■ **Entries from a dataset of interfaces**
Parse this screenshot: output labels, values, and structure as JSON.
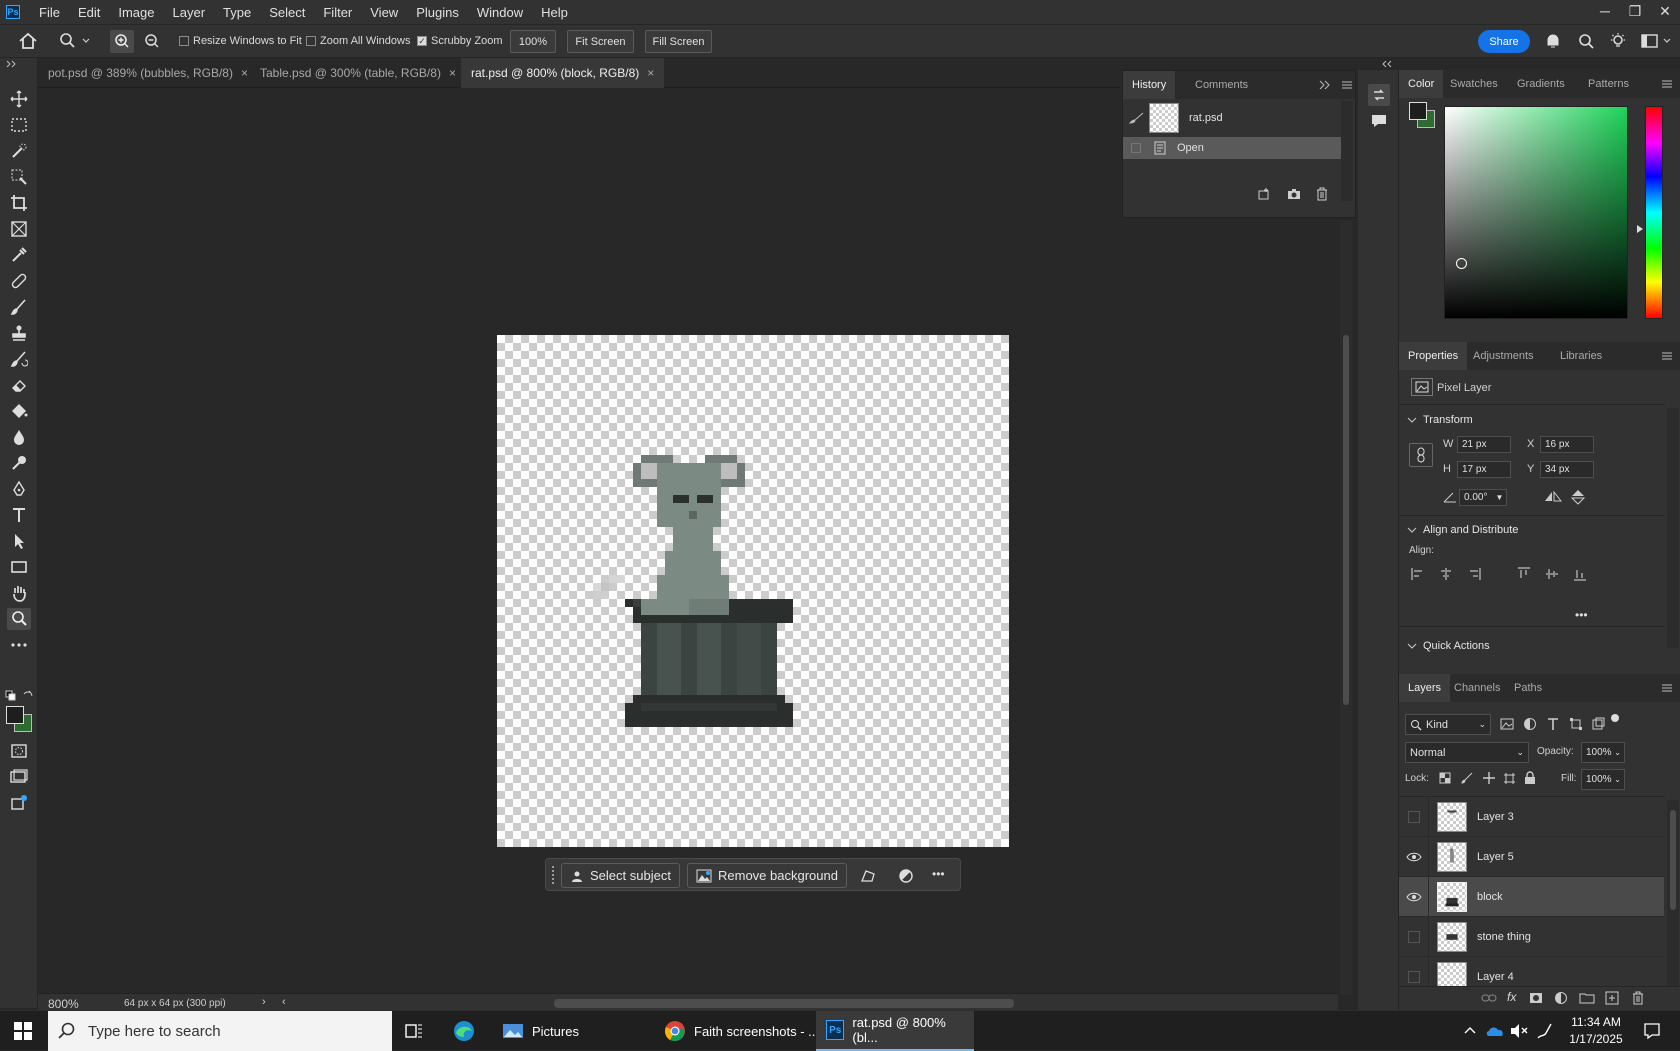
{
  "app": {
    "logo_text": "Ps"
  },
  "menu": [
    "File",
    "Edit",
    "Image",
    "Layer",
    "Type",
    "Select",
    "Filter",
    "View",
    "Plugins",
    "Window",
    "Help"
  ],
  "window_controls": [
    "─",
    "❐",
    "✕"
  ],
  "options": {
    "resize_windows": "Resize Windows to Fit",
    "zoom_all": "Zoom All Windows",
    "scrubby_zoom": "Scrubby Zoom",
    "zoom_value": "100%",
    "fit_screen": "Fit Screen",
    "fill_screen": "Fill Screen",
    "share": "Share"
  },
  "tabs": [
    {
      "label": "pot.psd @ 389% (bubbles, RGB/8)",
      "close": "×"
    },
    {
      "label": "Table.psd @ 300% (table, RGB/8)",
      "close": "×"
    },
    {
      "label": "rat.psd @ 800% (block, RGB/8)",
      "close": "×"
    }
  ],
  "contextual_bar": {
    "select_subject": "Select subject",
    "remove_background": "Remove background",
    "more": "•••"
  },
  "status": {
    "zoom": "800%",
    "doc_info": "64 px x 64 px (300 ppi)",
    "arrow": "›",
    "left_arrow": "‹"
  },
  "history": {
    "tabs": [
      "History",
      "Comments"
    ],
    "snapshot": "rat.psd",
    "items": [
      "Open"
    ]
  },
  "color_panel": {
    "tabs": [
      "Color",
      "Swatches",
      "Gradients",
      "Patterns"
    ],
    "fg": "#1e1e1e",
    "bg": "#2d6b31"
  },
  "properties": {
    "tabs": [
      "Properties",
      "Adjustments",
      "Libraries"
    ],
    "layer_type": "Pixel Layer",
    "transform_title": "Transform",
    "w_label": "W",
    "w": "21 px",
    "h_label": "H",
    "h": "17 px",
    "x_label": "X",
    "x": "16 px",
    "y_label": "Y",
    "y": "34 px",
    "angle": "0.00°",
    "align_title": "Align and Distribute",
    "align_label": "Align:",
    "more": "•••",
    "quick_actions": "Quick Actions"
  },
  "layers_panel": {
    "tabs": [
      "Layers",
      "Channels",
      "Paths"
    ],
    "filter": "Kind",
    "blend_mode": "Normal",
    "opacity_label": "Opacity:",
    "opacity": "100%",
    "lock_label": "Lock:",
    "fill_label": "Fill:",
    "fill": "100%",
    "layers": [
      {
        "name": "Layer 3",
        "visible": false,
        "selected": false
      },
      {
        "name": "Layer 5",
        "visible": true,
        "selected": false
      },
      {
        "name": "block",
        "visible": true,
        "selected": true
      },
      {
        "name": "stone thing",
        "visible": false,
        "selected": false
      },
      {
        "name": "Layer 4",
        "visible": false,
        "selected": false
      }
    ]
  },
  "taskbar": {
    "search_placeholder": "Type here to search",
    "apps": [
      {
        "label": "Pictures"
      },
      {
        "label": "Faith screenshots - ..."
      },
      {
        "label": "rat.psd @ 800% (bl..."
      }
    ],
    "time": "11:34 AM",
    "date": "1/17/2025"
  }
}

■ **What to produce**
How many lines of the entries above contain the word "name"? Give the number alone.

■ **Worked solution**
5